Wie wundervoll!

Monday, December 2, 2019

The Enchanted Bookshop Musical comes to life

Let me tell you, publishing a musical has been quite the educational experience. And one of the things I've learned is this: It takes a whole lot longer to rehearse and mount a musical than a play (well, duh).

My play The Enchanted Bookshop was first published in July 2017 and premiered on September 21. Think about that. A script wasn't even available until July 31, so the group that first produced it--The Orange County Players of Paoli, IN--had to do all of the following in just seven weeks:
  • Order a perusal script
  • Read the script
  • Decide to perform it,
  • Pay the licensing fee
  • Order performance scripts for the entire cast
  • Hold auditions
  • Cast the play
  • Build the sets and costumes
  • Run a full set of rehearsals from first read-through to final dress 
That's pretty impressive.

Musicals, however, need a lot more time. The Enchanted Bookshop Musical came out in July of this year, and it's just now getting its first productions.

And that's okay. Learning the lyrics probably takes a month of rehearsal time. Add choreography, and you've just extended it another month.

Now that the show has had its premiere, other theaters are jumping on the bandwagon. In fact, the musical currently has 27 productions booked for the current school year.

That's a very healthy start. It's not as many productions as the original play got in its first few months of publication, but it's a whole lot more than any of my other plays. So it looks like the musical is going to be a hit as well.

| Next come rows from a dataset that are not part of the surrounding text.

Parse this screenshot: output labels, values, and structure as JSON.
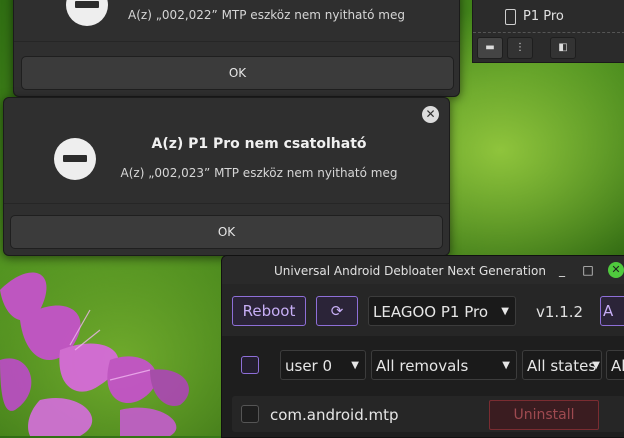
{
  "dialog_top": {
    "message": "A(z) „002,022” MTP eszköz nem nyitható meg",
    "ok_label": "OK"
  },
  "dialog_main": {
    "title": "A(z) P1 Pro nem csatolható",
    "message": "A(z) „002,023” MTP eszköz nem nyitható meg",
    "ok_label": "OK",
    "close_icon": "close-icon"
  },
  "file_manager": {
    "device_label": "P1 Pro",
    "toolbar_icons": [
      "folder-icon",
      "tree-icon",
      "sidebar-icon"
    ]
  },
  "uad": {
    "window_title": "Universal Android Debloater Next Generation",
    "window_controls": {
      "minimize": "_",
      "maximize": "□",
      "close": "✕"
    },
    "reboot_label": "Reboot",
    "refresh_icon": "refresh-icon",
    "device_select": "LEAGOO P1 Pro",
    "version": "v1.1.2",
    "cutoff_button_text": "A",
    "user_select": "user 0",
    "removal_select": "All removals",
    "state_select": "All states",
    "cutoff_select_text": "Al",
    "package_name": "com.android.mtp",
    "uninstall_label": "Uninstall"
  },
  "colors": {
    "accent_purple": "#8e6fd8",
    "danger_red": "#9e4a50",
    "close_green": "#4fc93d",
    "dialog_bg": "#2f2f2f"
  }
}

So who gave The Enchanted Bookshop Musical its world premiere? Well, it turned out to be the Arbor Court Anderson Valley Entertainment Center of Lancaster, CA. They haven't posted any photos from their production, however, so I was excited this week when I saw that the second group to perform the musical--Haystack Productions of Beausejour, Manitoba--posted some of theirs.

Of course, the photos don't look any different than the photos from the play (other than the open mouths during the musical numbers!). And that's because the play and the musical have the exact same characters, the same costumes, the same sets.

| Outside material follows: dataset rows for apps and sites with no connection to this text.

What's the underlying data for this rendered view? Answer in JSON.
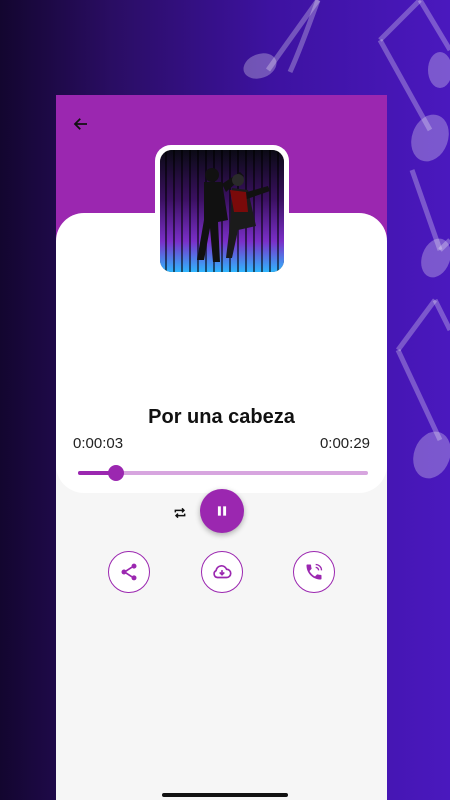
{
  "song": {
    "title": "Por una cabeza",
    "elapsed": "0:00:03",
    "duration": "0:00:29",
    "progress": 0.13
  },
  "icons": {
    "back": "arrow-left-icon",
    "repeat": "repeat-icon",
    "pause": "pause-icon",
    "share": "share-icon",
    "download": "cloud-download-icon",
    "ringtone": "phone-ringtone-icon"
  },
  "colors": {
    "accent": "#9b27b0",
    "accent_light": "#d7a5df",
    "card": "#ffffff"
  }
}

In fact, all of the dialogue and stage directions from the original script were used as is in the musical. The only change were the eleven songs that were added.

Looking at the photos now, the one thing that really strikes me is the distinctiveness of the costumes. 

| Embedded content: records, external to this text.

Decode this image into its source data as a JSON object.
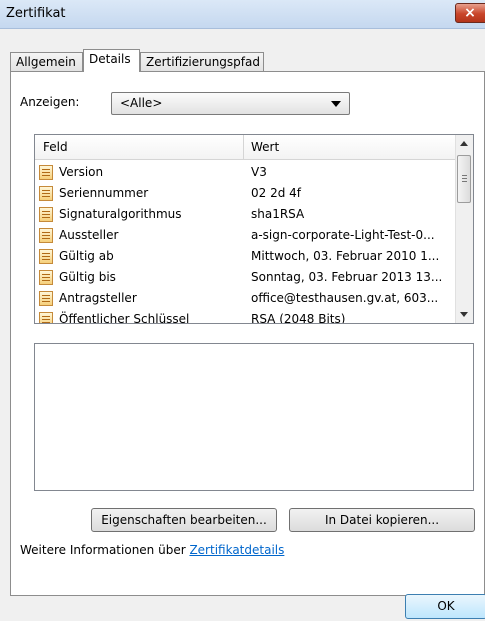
{
  "window": {
    "title": "Zertifikat",
    "close_symbol": "×"
  },
  "tabs": [
    {
      "label": "Allgemein",
      "active": false
    },
    {
      "label": "Details",
      "active": true
    },
    {
      "label": "Zertifizierungspfad",
      "active": false
    }
  ],
  "show": {
    "label": "Anzeigen:",
    "selected": "<Alle>"
  },
  "list": {
    "columns": [
      "Feld",
      "Wert"
    ],
    "rows": [
      {
        "field": "Version",
        "value": "V3"
      },
      {
        "field": "Seriennummer",
        "value": "02 2d 4f"
      },
      {
        "field": "Signaturalgorithmus",
        "value": "sha1RSA"
      },
      {
        "field": "Aussteller",
        "value": "a-sign-corporate-Light-Test-0..."
      },
      {
        "field": "Gültig ab",
        "value": "Mittwoch, 03. Februar 2010 1..."
      },
      {
        "field": "Gültig bis",
        "value": "Sonntag, 03. Februar 2013 13..."
      },
      {
        "field": "Antragsteller",
        "value": "office@testhausen.gv.at, 603..."
      },
      {
        "field": "Öffentlicher Schlüssel",
        "value": "RSA (2048 Bits)"
      }
    ]
  },
  "buttons": {
    "edit_properties": "Eigenschaften bearbeiten...",
    "copy_to_file": "In Datei kopieren...",
    "ok": "OK"
  },
  "more_info": {
    "text": "Weitere Informationen über ",
    "link": "Zertifikatdetails"
  },
  "icons": {
    "row_icon": "certificate-field-icon"
  },
  "colors": {
    "link": "#0066cc",
    "close_button": "#c9452a"
  }
}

When I was first choosing the literary characters that would appear in The Enchanted Bookshop, one of my criteria was to only include characters that are instantly recognizable from their costumes. I didn't want the audience getting distracted trying to figure out who was who. That's why there's no Anne of Green Gables or Caddie Woodlawn in the play (though I really, really wanted to include a Canadian character).

Anyway, as the photo at the top of this post shows, I think I was successful--at least with the guys. The girls, on the other hand, pose a bigger challenge.

We all recognize Dorothy Gale's blue-checked gingham dress, of course (Fun fact: While the ruby slippers were invented for the 1939 MGM film, her iconic clothing came right out of L. Frank Baum's book). But the other two characters are a little harder to place. Need help? That's Pollyanna in the middle and Heidi on the right.

I think the problem is that our image of the six main characters is shaped not by the original books they appeared in but by the movie adaptations of those books, and there hasn't been a movie version of Pollyanna or Heidi in decades. Besides, even when those characters did appear on screen, there wasn't one definitive outfit they were identified with.

Let's face it, male movie heroes don't change their clothes as often as female movie heroes.

Anyway, I love the costumes here. They're very colorful and true to character, so once you're introduced to the characters wearing them, you shouldn't have any trouble keeping them straight. And that's really what's most important here.

So a great big kudos to the costumer designer, the skilled seamstresses and seamsters (?) who made the costumes, and everyone else involved in the production.

You can be proud. Very, very proud.